2) Samsung somehow has a lock on semiconductor technology.  Although Samsung has been a dominant player in memories for a long time, they are a relative newcomer in the foundry/processor business.  They were successful in breaking into foundry/processor manufacturing because they joined in with a couple of other semiconductor companies (IBM & Chartered/Global Foundries) to form a common manufacturing process platform.  IBM definitely contributed a lot of the technology know-how to this group.  The common platform was developed specifically as a means for these companies to try and keep up with TSMC.
    a) As recently as March 31, 2013 the rumor in the semiconductor trade websites is that Samsung has yet to yield at 28nm in their fab.  In fact, the Galaxy S4 is said to be using a QCOM (not Samsung) Snapdragon 600, a processor manufactured at TSMC on their qualified 28nm process!
3) The example of displays from LG vs Samsung is a fallacious example.  TSMC is to Samsung in semiconductors as Samsung is to LG in displays.
4) Job impact on Austin.  Samsung and Apple are both big employers in the Austin area.  Losses in jobs at Samsung will be at least partially offset by increased employment opportunities at Apple.

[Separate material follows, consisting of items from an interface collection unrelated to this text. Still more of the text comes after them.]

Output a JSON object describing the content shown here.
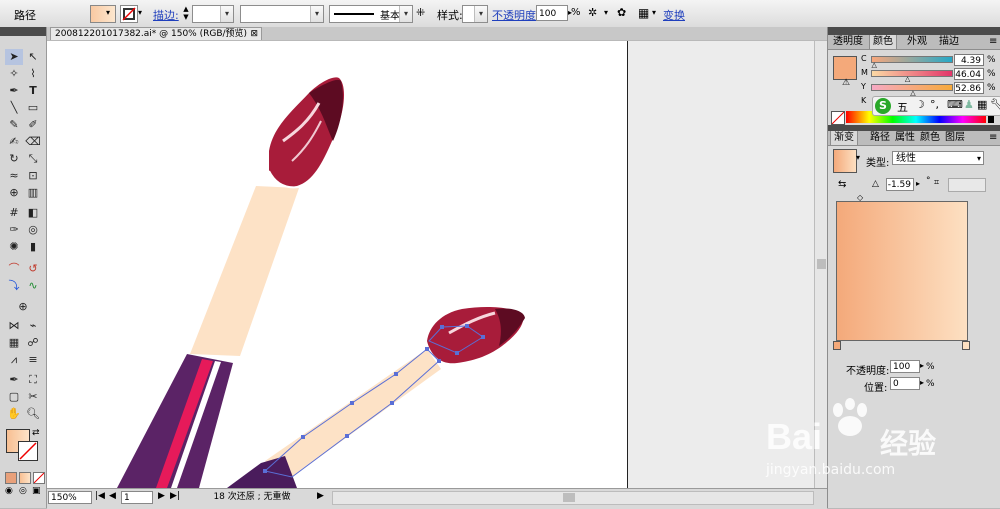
{
  "control_bar": {
    "object_type": "路径",
    "stroke_link": "描边:",
    "stroke_profile": "基本",
    "style_label": "样式:",
    "opacity_link": "不透明度:",
    "opacity_value": "100",
    "opacity_unit": "%",
    "transform_link": "变换"
  },
  "document": {
    "tab_title": "20081220101738​2.ai* @ 150% (RGB/预览)",
    "close_icon": "⊠"
  },
  "status_bar": {
    "zoom": "150%",
    "artboard_number": "1",
    "status_text": "18 次还原 ; 无重做"
  },
  "color_panel": {
    "tabs": [
      "透明度",
      "颜色",
      "外观",
      "描边"
    ],
    "active_tab": "颜色",
    "fill_color": "#f4a97a",
    "channels": [
      {
        "name": "C",
        "value": "4.39",
        "unit": "%"
      },
      {
        "name": "M",
        "value": "46.04",
        "unit": "%"
      },
      {
        "name": "Y",
        "value": "52.86",
        "unit": "%"
      },
      {
        "name": "K",
        "value": "",
        "unit": ""
      }
    ],
    "ime_toolbar": {
      "logo": "S",
      "mode": "五"
    }
  },
  "gradient_panel": {
    "tabs": [
      "渐变",
      "路径",
      "属性",
      "颜色",
      "图层"
    ],
    "active_tab": "渐变",
    "type_label": "类型:",
    "type_value": "线性",
    "angle_value": "-1.59",
    "angle_unit": "°",
    "gradient_start": "#f4a97a",
    "gradient_end": "#fde0c2",
    "opacity_label": "不透明度:",
    "opacity_value": "100",
    "opacity_unit": "%",
    "position_label": "位置:",
    "position_value": "0",
    "position_unit": "%"
  },
  "watermark": {
    "brand": "Bai",
    "brand_suffix": "经验",
    "url": "jingyan.baidu.com"
  }
}
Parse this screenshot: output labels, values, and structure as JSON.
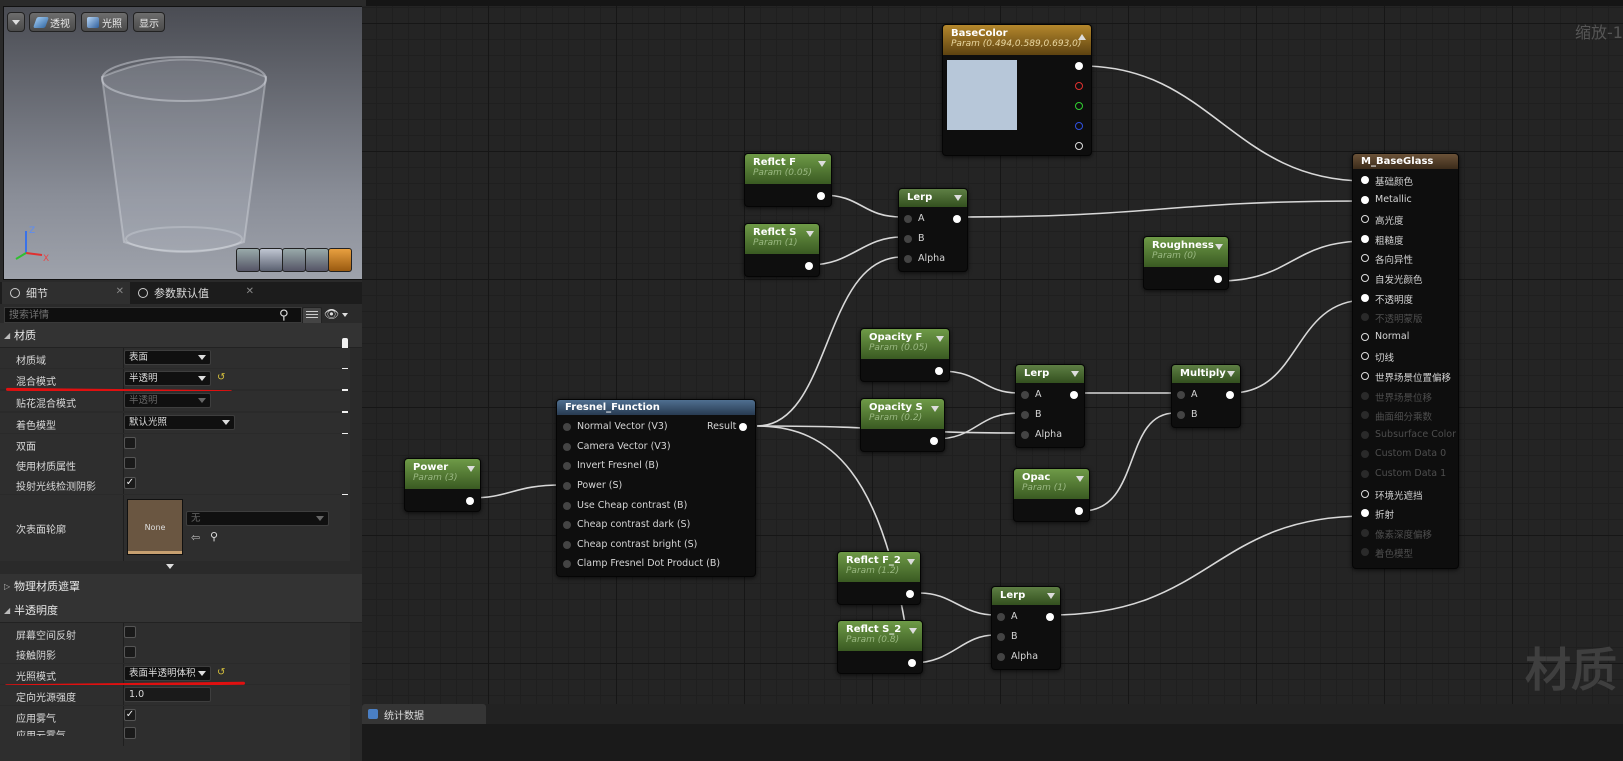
{
  "viewport": {
    "toolbar": {
      "menu_label": "",
      "perspective": "透视",
      "lit": "光照",
      "show": "显示"
    },
    "axis": {
      "x": "X",
      "z": "Z"
    }
  },
  "tabs": [
    {
      "label": "细节",
      "icon": "details-icon"
    },
    {
      "label": "参数默认值",
      "icon": "params-icon"
    }
  ],
  "search": {
    "placeholder": "搜索详情"
  },
  "sections": {
    "material": "材质",
    "physical": "物理材质遮罩",
    "translucency": "半透明度"
  },
  "material_props": [
    {
      "label": "材质域",
      "value": "表面"
    },
    {
      "label": "混合模式",
      "value": "半透明"
    },
    {
      "label": "贴花混合模式",
      "value": "半透明"
    },
    {
      "label": "着色模型",
      "value": "默认光照"
    },
    {
      "label": "双面",
      "checked": false
    },
    {
      "label": "使用材质属性",
      "checked": false
    },
    {
      "label": "投射光线检测阴影",
      "checked": true
    },
    {
      "label": "次表面轮廓",
      "thumbnail": "None",
      "value": "无"
    }
  ],
  "translucency_props": [
    {
      "label": "屏幕空间反射",
      "checked": false
    },
    {
      "label": "接触阴影",
      "checked": false
    },
    {
      "label": "光照模式",
      "value": "表面半透明体积"
    },
    {
      "label": "定向光源强度",
      "value": "1.0"
    },
    {
      "label": "应用雾气",
      "checked": true
    },
    {
      "label": "应用云雾气",
      "checked": false
    }
  ],
  "graph": {
    "zoom": "缩放-1",
    "watermark": "材质",
    "nodes": {
      "basecolor": {
        "title": "BaseColor",
        "sub": "Param (0.494,0.589,0.693,0)",
        "swatch": "#b7c7d9"
      },
      "reflct_f": {
        "title": "Reflct F",
        "sub": "Param (0.05)"
      },
      "reflct_s": {
        "title": "Reflct S",
        "sub": "Param (1)"
      },
      "lerp1": {
        "title": "Lerp",
        "a": "A",
        "b": "B",
        "alpha": "Alpha"
      },
      "roughness": {
        "title": "Roughness",
        "sub": "Param (0)"
      },
      "opacity_f": {
        "title": "Opacity F",
        "sub": "Param (0.05)"
      },
      "opacity_s": {
        "title": "Opacity S",
        "sub": "Param (0.2)"
      },
      "lerp2": {
        "title": "Lerp",
        "a": "A",
        "b": "B",
        "alpha": "Alpha"
      },
      "multiply": {
        "title": "Multiply",
        "a": "A",
        "b": "B"
      },
      "opac": {
        "title": "Opac",
        "sub": "Param (1)"
      },
      "power": {
        "title": "Power",
        "sub": "Param (3)"
      },
      "fresnel": {
        "title": "Fresnel_Function",
        "result": "Result",
        "inputs": [
          "Normal Vector (V3)",
          "Camera Vector (V3)",
          "Invert Fresnel (B)",
          "Power (S)",
          "Use Cheap contrast (B)",
          "Cheap contrast dark (S)",
          "Cheap contrast bright (S)",
          "Clamp Fresnel Dot Product (B)"
        ]
      },
      "reflct_f2": {
        "title": "Reflct F_2",
        "sub": "Param (1.2)"
      },
      "reflct_s2": {
        "title": "Reflct S_2",
        "sub": "Param (0.8)"
      },
      "lerp3": {
        "title": "Lerp",
        "a": "A",
        "b": "B",
        "alpha": "Alpha"
      },
      "result": {
        "title": "M_BaseGlass",
        "pins": [
          "基础颜色",
          "Metallic",
          "高光度",
          "粗糙度",
          "各向异性",
          "自发光颜色",
          "不透明度",
          "不透明蒙版",
          "Normal",
          "切线",
          "世界场景位置偏移",
          "世界场景位移",
          "曲面细分乘数",
          "Subsurface Color",
          "Custom Data 0",
          "Custom Data 1",
          "环境光遮挡",
          "折射",
          "像素深度偏移",
          "着色模型"
        ]
      }
    }
  },
  "bottom": {
    "stats_tab": "统计数据"
  },
  "colors": {
    "accent_red": "#e01010",
    "param_green": "#5a8a36",
    "param_gold": "#a07a2a",
    "function_blue": "#3d5a7a"
  }
}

The marriage of Apple and Samsung was originally one of convenience for both companies.  Apple needed a partner that was willing to work with them as they developed their (Apple’s) processor design expertise.  Samsung got a high volume customer to help them defray the costs of breaking into the foundry business.  Apple’s processor design expertise has matured well and moving to TSMC (a foundry proven to be at the leading edge) is a wise move for them.  The question is what will Samsung do without Apple?

wab95

greatgazoo said: 4) Job impact on Austin.  Samsung and Apple are both big employers in the Austin area.  Losses in jobs at Samsung will be at least partially offset by increased employment opportunities at Apple.

Excellent point, greatgazoo, and thanks for making it. I meant to mention this as well, not just in Texas but elsewhere in the USA, as Apple transfer increasingly more of their business to America. In my haste, I left it out. I suspect that over the coming years, it will more than offset whatever losses may accrue from Apple’s severing ties with Samsung.

@ibuck: I think you nicely describe the precarious situation of workers in this sector worldwide. Many technically qualified labourers in other countries have had to grapple with the vagaries of a transient job market in their home countries and the disruption it creates, often driving them, as their final solution, to job markets abroad, whether as legal or illegal migrants. I have often wondered if such technical labourers in the USA are not to join the wave of physicists who have migrated to Europe (CERN) as part of that first generation of US technical and skilled workforce who migrate to foreign countries, as this is where their better longterm prospects lie.

There is already a global community of expat professionals who move freely between countries, often working in the NGO sector in health and science. We may be about to witness the expansion of that same phenomenon in the technical labour sector, seeing the inclusion of European and American workers.

Dave

“That may have been the judgement at the court case held close to Apple HQ in Cupertino, but in other territories including Europe, Samsung was judged not to have ‘slavishly copied’ Apple, who instead were ordered to publish public apologies to Samsung.”

Yes but Abbers you forgot to mention that the Appeal Judge then went to work for Samsung - how neutral of that Judge.

Also you forgot to mention that Samsung are having problems with 3G patents in the German and UK courts..

Log-in to comment